LETTERMAN: It's all but over, so I kind of feel like it is over now. I feel like these next two or three days are just cleaning up paperwork, and we're done.
DEGGANS: This comes after years of indecision about when he might stop making his show. But when Jay Leno left NBC's "Tonight Show" last year, Letterman knew it was time for him to leave his CBS show as well.
LETTERMAN: You know, you just think, oh, jeez, do I want to go to work? Do I want to go to work? I wish I didn't have to go to work. But then when Jay left, I realized, oh, yeah, you got to be younger really to do this job. And so I thought I don't want to be the old man left out here, you know, fighting for scraps and crumbs. So that's when it became an inevitability.
DEGGANS: Letterman says he gets uncomfortable when other people say he re-invented late-night comedy. Most years, he says, he was just trying to keep the show on the air.
LETTERMAN: I was more concerned about it getting canceled. It was hard to believe that it ever went out of the building.

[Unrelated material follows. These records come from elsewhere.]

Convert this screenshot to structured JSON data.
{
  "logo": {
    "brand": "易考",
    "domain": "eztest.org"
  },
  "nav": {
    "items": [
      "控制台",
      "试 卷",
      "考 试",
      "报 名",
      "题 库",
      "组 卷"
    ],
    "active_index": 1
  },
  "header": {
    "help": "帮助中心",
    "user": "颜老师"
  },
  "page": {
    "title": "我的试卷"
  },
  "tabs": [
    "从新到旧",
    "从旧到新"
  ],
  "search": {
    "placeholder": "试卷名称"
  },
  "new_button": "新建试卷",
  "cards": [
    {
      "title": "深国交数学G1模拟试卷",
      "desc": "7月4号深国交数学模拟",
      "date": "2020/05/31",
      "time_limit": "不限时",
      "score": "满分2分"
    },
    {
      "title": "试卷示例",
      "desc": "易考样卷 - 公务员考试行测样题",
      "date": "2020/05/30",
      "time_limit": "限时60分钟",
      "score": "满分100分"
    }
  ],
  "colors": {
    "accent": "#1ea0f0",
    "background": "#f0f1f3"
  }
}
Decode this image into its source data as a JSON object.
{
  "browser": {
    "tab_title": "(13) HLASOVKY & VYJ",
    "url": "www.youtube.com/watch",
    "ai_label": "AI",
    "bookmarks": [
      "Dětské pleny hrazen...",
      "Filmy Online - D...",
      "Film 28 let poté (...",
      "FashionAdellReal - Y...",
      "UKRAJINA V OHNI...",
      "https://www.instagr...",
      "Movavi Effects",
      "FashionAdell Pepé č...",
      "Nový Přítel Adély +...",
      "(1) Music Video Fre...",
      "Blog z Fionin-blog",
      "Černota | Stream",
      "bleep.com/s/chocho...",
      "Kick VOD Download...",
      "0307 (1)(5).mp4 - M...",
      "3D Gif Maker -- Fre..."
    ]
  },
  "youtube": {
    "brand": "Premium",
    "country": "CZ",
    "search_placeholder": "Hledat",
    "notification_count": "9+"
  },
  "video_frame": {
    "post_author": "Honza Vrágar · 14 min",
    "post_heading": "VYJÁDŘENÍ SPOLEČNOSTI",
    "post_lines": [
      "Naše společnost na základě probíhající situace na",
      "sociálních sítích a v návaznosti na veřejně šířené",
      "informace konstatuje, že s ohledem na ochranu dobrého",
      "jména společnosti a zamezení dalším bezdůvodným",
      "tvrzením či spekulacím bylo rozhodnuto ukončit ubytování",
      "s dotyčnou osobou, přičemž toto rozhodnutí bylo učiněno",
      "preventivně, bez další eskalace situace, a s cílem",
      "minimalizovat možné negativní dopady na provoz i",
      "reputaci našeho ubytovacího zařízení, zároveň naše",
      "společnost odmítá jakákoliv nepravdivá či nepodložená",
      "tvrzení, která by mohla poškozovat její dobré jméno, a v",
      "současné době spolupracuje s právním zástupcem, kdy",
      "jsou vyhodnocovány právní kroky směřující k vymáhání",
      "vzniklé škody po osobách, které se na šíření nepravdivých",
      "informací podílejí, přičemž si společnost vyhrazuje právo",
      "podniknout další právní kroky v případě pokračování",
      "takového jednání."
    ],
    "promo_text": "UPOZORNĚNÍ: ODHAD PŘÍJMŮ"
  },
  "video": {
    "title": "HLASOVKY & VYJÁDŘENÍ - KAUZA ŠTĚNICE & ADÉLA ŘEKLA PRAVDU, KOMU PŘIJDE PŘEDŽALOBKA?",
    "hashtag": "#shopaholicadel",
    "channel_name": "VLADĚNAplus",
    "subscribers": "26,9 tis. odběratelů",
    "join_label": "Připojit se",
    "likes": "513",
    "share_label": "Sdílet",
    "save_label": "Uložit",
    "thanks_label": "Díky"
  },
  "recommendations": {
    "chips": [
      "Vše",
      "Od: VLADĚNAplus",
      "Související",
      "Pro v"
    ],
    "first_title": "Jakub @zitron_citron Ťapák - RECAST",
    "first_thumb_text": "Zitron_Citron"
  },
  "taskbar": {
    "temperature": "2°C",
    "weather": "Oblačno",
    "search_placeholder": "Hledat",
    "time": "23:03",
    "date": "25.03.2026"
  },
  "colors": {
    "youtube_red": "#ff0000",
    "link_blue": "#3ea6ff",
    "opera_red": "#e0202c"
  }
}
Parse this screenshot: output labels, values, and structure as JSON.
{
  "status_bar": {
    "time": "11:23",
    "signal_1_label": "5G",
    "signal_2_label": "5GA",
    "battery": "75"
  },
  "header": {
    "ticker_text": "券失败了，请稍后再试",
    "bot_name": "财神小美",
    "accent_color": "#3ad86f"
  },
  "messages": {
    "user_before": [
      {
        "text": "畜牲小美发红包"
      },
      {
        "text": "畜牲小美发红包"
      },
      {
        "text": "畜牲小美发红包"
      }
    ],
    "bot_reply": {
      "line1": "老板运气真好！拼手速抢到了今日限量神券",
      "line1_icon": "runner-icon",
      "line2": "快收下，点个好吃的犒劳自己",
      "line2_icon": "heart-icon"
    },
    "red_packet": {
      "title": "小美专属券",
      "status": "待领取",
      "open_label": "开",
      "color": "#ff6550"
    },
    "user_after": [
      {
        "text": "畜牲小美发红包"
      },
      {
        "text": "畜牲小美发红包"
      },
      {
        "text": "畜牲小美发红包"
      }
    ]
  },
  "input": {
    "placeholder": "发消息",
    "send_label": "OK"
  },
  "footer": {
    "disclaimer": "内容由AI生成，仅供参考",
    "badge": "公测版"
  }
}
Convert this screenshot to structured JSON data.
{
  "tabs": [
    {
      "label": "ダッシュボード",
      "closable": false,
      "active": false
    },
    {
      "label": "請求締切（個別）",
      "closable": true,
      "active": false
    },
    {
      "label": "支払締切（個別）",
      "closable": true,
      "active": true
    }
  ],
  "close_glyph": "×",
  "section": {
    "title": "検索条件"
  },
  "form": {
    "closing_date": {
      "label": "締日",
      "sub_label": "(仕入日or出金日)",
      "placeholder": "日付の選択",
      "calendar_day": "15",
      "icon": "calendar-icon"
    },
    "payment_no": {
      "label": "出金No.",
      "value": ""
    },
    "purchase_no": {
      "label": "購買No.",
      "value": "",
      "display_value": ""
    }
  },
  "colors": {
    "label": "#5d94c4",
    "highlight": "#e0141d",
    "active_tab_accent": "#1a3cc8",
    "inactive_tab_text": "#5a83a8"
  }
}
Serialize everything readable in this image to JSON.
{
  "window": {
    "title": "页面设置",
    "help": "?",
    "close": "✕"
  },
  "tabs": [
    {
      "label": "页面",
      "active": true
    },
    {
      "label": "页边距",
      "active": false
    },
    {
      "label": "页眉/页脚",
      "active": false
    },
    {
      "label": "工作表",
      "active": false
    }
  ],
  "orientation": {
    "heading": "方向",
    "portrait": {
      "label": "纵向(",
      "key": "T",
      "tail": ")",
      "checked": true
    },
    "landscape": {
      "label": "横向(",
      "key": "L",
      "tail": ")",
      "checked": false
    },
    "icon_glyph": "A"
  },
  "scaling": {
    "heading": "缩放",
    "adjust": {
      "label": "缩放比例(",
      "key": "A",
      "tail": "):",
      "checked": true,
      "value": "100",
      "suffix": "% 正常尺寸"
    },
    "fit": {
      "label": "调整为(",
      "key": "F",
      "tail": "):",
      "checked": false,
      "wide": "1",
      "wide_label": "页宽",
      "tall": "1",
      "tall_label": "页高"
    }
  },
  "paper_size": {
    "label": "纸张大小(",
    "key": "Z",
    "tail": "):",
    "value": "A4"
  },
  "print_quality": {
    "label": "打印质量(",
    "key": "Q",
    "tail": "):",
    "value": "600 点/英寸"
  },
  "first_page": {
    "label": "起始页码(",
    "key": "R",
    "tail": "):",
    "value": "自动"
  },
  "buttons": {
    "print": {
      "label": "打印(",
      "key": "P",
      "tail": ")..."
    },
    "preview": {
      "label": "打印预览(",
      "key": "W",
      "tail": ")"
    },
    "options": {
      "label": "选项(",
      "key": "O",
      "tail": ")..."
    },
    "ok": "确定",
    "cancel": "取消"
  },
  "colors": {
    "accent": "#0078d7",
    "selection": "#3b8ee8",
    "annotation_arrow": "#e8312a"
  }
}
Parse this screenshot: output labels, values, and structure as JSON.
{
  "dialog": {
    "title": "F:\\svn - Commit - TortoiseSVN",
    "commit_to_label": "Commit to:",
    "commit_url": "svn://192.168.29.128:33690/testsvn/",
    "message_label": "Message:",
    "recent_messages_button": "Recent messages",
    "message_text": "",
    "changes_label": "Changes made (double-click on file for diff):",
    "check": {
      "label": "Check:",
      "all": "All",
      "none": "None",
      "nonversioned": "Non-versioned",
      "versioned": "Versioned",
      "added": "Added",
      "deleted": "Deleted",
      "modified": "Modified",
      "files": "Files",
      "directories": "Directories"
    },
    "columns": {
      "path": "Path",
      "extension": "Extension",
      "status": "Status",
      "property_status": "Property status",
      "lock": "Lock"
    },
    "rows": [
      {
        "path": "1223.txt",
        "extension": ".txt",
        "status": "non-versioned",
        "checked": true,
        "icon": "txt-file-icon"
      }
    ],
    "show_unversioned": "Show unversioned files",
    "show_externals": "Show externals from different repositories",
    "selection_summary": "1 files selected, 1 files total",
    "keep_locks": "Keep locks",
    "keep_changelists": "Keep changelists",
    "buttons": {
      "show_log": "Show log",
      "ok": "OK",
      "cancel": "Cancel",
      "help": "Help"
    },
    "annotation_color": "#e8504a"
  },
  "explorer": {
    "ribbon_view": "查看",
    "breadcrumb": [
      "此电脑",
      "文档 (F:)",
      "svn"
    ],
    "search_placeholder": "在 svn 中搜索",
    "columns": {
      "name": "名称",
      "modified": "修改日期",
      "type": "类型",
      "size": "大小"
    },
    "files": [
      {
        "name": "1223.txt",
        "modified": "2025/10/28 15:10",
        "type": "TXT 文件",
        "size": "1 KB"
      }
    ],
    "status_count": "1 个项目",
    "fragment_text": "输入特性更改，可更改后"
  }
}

You know what I mean? I don't know if others were, but I certainly was not aware that there was anything greater going on than just trying to hit a number that the network could live with.
DEGGANS: Funny thing is David Letterman never thought he'd be doing it this long anyway. Back in 1991, he'd already been hosting a different show, NBC's "Late Night With David Letterman," for nearly 10 years. Letterman's show aired after Johnny Carson's "Tonight Show," and he was considered Carson's likely successor. But when NBC named Jay Leno to take over "The Tonight Show" instead, Letterman went on Carson's show to answer a question about his future.
(SOUNDBITE OF TV SHOW, "THE TONIGHT SHOW")
JOHNNY CARSON: Can you envision yourself 20 years from now doing the - your late night show?
CARSON: I'll put down as a...
LETTERMAN: Good one, John.
CARSON: I'll put down - I'll put that down as a hardly no, right?
LETTERMAN: I don't how you've done it. I don't.
LETTERMAN: You know what, 10 years to me seems like - some nights it seems like it's been 10 years.
LETTERMAN: When you have a job, often you forget how lucky you are to have a job. When you don't have a job, every day is a reminder how unlucky you are not to have a job. And in those days, I was probably being smug about it because I used to say, oh, jeez, no, you can't do this show if you're over 40.
DEGGANS: Letterman stayed on the job long past age 40, moving to CBS, creating the "Late Show," and pushing his staff hard.
LETTERMAN: I think I just burned out, and people burned out. And some people left, and some people changed jobs. And so I think I went through a several-year period of, well, what exactly do I do now? I don't have the same tools, but I still have the same mentality about it. And I think that was hurtful to both the show and to myself.
DEGGANS: Then in 2000, Letterman had quintuple bypass surgery on his heart, and his priorities changed.
LETTERMAN: I said, that's it. I'm not going to rehearsal anymore. I'm not going to meetings anymore because I have the ADD or the HDAC or whatever you have, and I can't sit through another damn meeting. So when it came time for the last show, I said, you guys -speaking to the producers - you guys, just you start doing it, and I'll just do what I think I'm responsible for. So that's what's happened. And from what I've seen, they're doing a very nice job.
DEGGANS: We'll have to wait to see exactly what Letterman delivers in that last show. And after it's over, he says he'll spend more time with wife, Regina, and his 11-year-old son, Harry. Letterman doesn't seem like the kind of guy who will fade out of show business like his mentor Johnny Carson did, but he's not counting on a second career either.
LETTERMAN: I'm 68. Who the hell is going to say, let's get a really old guy in here and see what he can do?
DEGGANS: Maybe nobody, or maybe David Letterman is underestimating his legendary impact once again. I'm Eric Deggans.
INSKEEP: He's NPR's TV critic. Transcript provided by NPR, Copyright NPR.